§ WORK TASK
Please return all lines of the data below containing the string "groups".

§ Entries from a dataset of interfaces
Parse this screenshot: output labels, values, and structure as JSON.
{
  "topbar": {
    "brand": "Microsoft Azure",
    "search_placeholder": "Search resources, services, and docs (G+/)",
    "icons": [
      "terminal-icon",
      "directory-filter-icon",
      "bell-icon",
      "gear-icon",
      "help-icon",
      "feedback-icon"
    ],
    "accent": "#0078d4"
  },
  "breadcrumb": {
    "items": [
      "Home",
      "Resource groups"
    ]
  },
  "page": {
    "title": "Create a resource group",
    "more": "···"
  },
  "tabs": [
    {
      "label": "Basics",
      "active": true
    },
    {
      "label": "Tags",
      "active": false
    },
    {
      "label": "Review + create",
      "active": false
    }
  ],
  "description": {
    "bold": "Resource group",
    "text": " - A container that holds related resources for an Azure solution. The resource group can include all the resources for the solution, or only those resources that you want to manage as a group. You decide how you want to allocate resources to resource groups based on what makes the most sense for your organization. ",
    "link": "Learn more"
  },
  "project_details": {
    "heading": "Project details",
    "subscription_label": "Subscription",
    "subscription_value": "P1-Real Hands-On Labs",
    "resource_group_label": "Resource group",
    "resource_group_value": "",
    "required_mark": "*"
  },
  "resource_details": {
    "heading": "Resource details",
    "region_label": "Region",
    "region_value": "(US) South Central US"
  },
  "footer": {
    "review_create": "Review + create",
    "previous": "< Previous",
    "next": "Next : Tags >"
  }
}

§ EXPECTED OUTPUT
      "Resource groups"
    "text": " - A container that holds related resources for an Azure solution. The resource group can include all the resources for the solution, or only those resources that you want to manage as a group. You decide how you want to allocate resources to resource groups based on what makes the most sense for your organization. ",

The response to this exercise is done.